The looting of private bank accounts to cover the gambling losses of big banks is a new template for the euro zone, according to Dutch Finance Minister and President of the Eurogroup of euro zone finance ministers Jeroen Dijsselbloem.
Jeroen Dijsselbloem. Image: Wikimedia Commons
With savers in Cyprus set to have 40% of their wealth plundered in order to fund an EU bailout package, Dijsselbloem indicated that this new model of “bank restructuring” was set to be replicated across the continent.
“If there is a risk in a bank, our first question should be ‘Okay, what are you in the bank going to do about that? What can you do to recapitalise yourself?’. If the bank can’t do it, then we’ll talk to the shareholders and the bondholders, we’ll ask them to contribute in recapitalising the bank, and if necessary the uninsured deposit holders,” Dijsselbloem told Reuters.
“Uninsured deposit holders” means anyone unfortunate enough to have squirreled away more than 100,000 euros under the delusion that it wouldn’t be swiped from under their noses by EU technocrats.
His remarks helped send the euro single currency plummeting, before a spokeswoman for Dijsselbloem ludicrously attempted to re-write history and claim that he didn’t say Cyprus was a template for bank restructurings.
In reality, the minister is merely echoing what other banking chiefs have already admitted in the wake of the Cyprus crisis – that no one in Europe is safe from having their savings looted.
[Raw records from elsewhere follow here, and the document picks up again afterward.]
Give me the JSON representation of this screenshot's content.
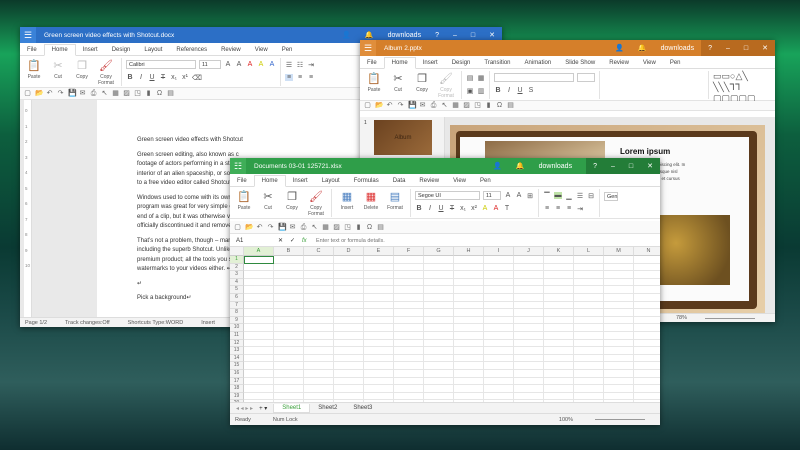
{
  "word": {
    "title": "Green screen video effects with Shotcut.docx",
    "user": "downloads",
    "tabs": [
      "File",
      "Home",
      "Insert",
      "Design",
      "Layout",
      "References",
      "Review",
      "View",
      "Pen"
    ],
    "active_tab": "Home",
    "clipboard": [
      "Paste",
      "Cut",
      "Copy",
      "Copy Format"
    ],
    "font": "Calibri",
    "size": "11",
    "quick_icons": [
      "new-icon",
      "open-icon",
      "undo-icon",
      "redo-icon",
      "save-icon",
      "mail-icon",
      "print-icon",
      "pointer-icon",
      "table-icon",
      "image-icon",
      "shape-icon",
      "chart-icon",
      "omega-icon",
      "note-icon"
    ],
    "paragraphs": [
      "Green screen video effects with Shotcut",
      "Green screen editing, also known as c|footage of actors performing in a stu|interior of an alien spaceship, or som|to a free video editor called Shotcut, ",
      "Windows used to come with its own v|program was great for very simple ed|end of a clip, but it was otherwise ver|officially discontinued it and removed",
      "That’s not a problem, though – many|including the superb Shotcut. Unlike c|premium product; all the tools you se|watermarks to your videos either. ↵",
      "↵",
      "Pick a background↵"
    ],
    "ruler": [
      "0",
      "1",
      "2",
      "3",
      "4",
      "5",
      "6",
      "7",
      "8",
      "9",
      "10"
    ],
    "status": [
      "Page 1/2",
      "Track changes:Off",
      "Shortcuts Type:WORD",
      "Insert"
    ]
  },
  "ppt": {
    "title": "Album 2.pptx",
    "user": "downloads",
    "tabs": [
      "File",
      "Home",
      "Insert",
      "Design",
      "Transition",
      "Animation",
      "Slide Show",
      "Review",
      "View",
      "Pen"
    ],
    "active_tab": "Home",
    "clipboard": [
      "Paste",
      "Cut",
      "Copy",
      "Copy Format"
    ],
    "thumbs": [
      {
        "num": "1",
        "label": "Album"
      },
      {
        "num": "2",
        "label": ""
      }
    ],
    "slide": {
      "heading": "Lorem ipsum",
      "body": [
        "...t, consectetur adipiscing elit. In",
        "...pulvinar, at scelerisque nisl",
        "...t malesuada nulla, et cursus"
      ]
    },
    "zoom": "78%"
  },
  "excel": {
    "title": "Documents 03-01 125721.xlsx",
    "user": "downloads",
    "tabs": [
      "File",
      "Home",
      "Insert",
      "Layout",
      "Formulas",
      "Data",
      "Review",
      "View",
      "Pen"
    ],
    "active_tab": "Home",
    "clipboard": [
      "Paste",
      "Cut",
      "Copy",
      "Copy Format"
    ],
    "cells": [
      "Insert",
      "Delete",
      "Format"
    ],
    "font": "Segoe UI",
    "size": "11",
    "number_format": "Gen",
    "name_box": "A1",
    "formula_placeholder": "Enter text or formula details.",
    "columns": [
      "A",
      "B",
      "C",
      "D",
      "E",
      "F",
      "G",
      "H",
      "I",
      "J",
      "K",
      "L",
      "M",
      "N"
    ],
    "rows": [
      "1",
      "2",
      "3",
      "4",
      "5",
      "6",
      "7",
      "8",
      "9",
      "10",
      "11",
      "12",
      "13",
      "14",
      "15",
      "16",
      "17",
      "18",
      "19",
      "20"
    ],
    "sheets": [
      "Sheet1",
      "Sheet2",
      "Sheet3"
    ],
    "active_sheet": "Sheet1",
    "status": [
      "Ready",
      "Num Lock"
    ],
    "zoom": "100%"
  },
  "colors": {
    "word": "#2c6fc6",
    "ppt": "#d57f2a",
    "excel": "#2f9e49"
  }
}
Hours after the announcement that Cypriot savers were set to see their deposits plundered, Joerg Kraemer, chief economist of the German Commerzbank, called for private savings accounts in Italy to be similarly plundered. “A tax rate of 15 percent on financial assets would probably be enough to push the Italian government debt to below the critical level of 100 percent of gross domestic product,” he told Handelsblatt.
As Zero Hedge reports, by calling the Cyprus looting a “bank restructuring” and not a “tax,” technocrats were able to bypass the democratic process.
“What Cyprus allowed was the effective usurpation of democracy – the only reason the Cypriot bailout “passed” (at least so far) is because it was structured as a bank restructuring, a financial system “resolution”, not a tax, and thus not in need of a parliamentary, democratic vote. Because as Cyprus also showed, votes to deprive depositors of cash, whether insured or uninsured, simply won’t fly.”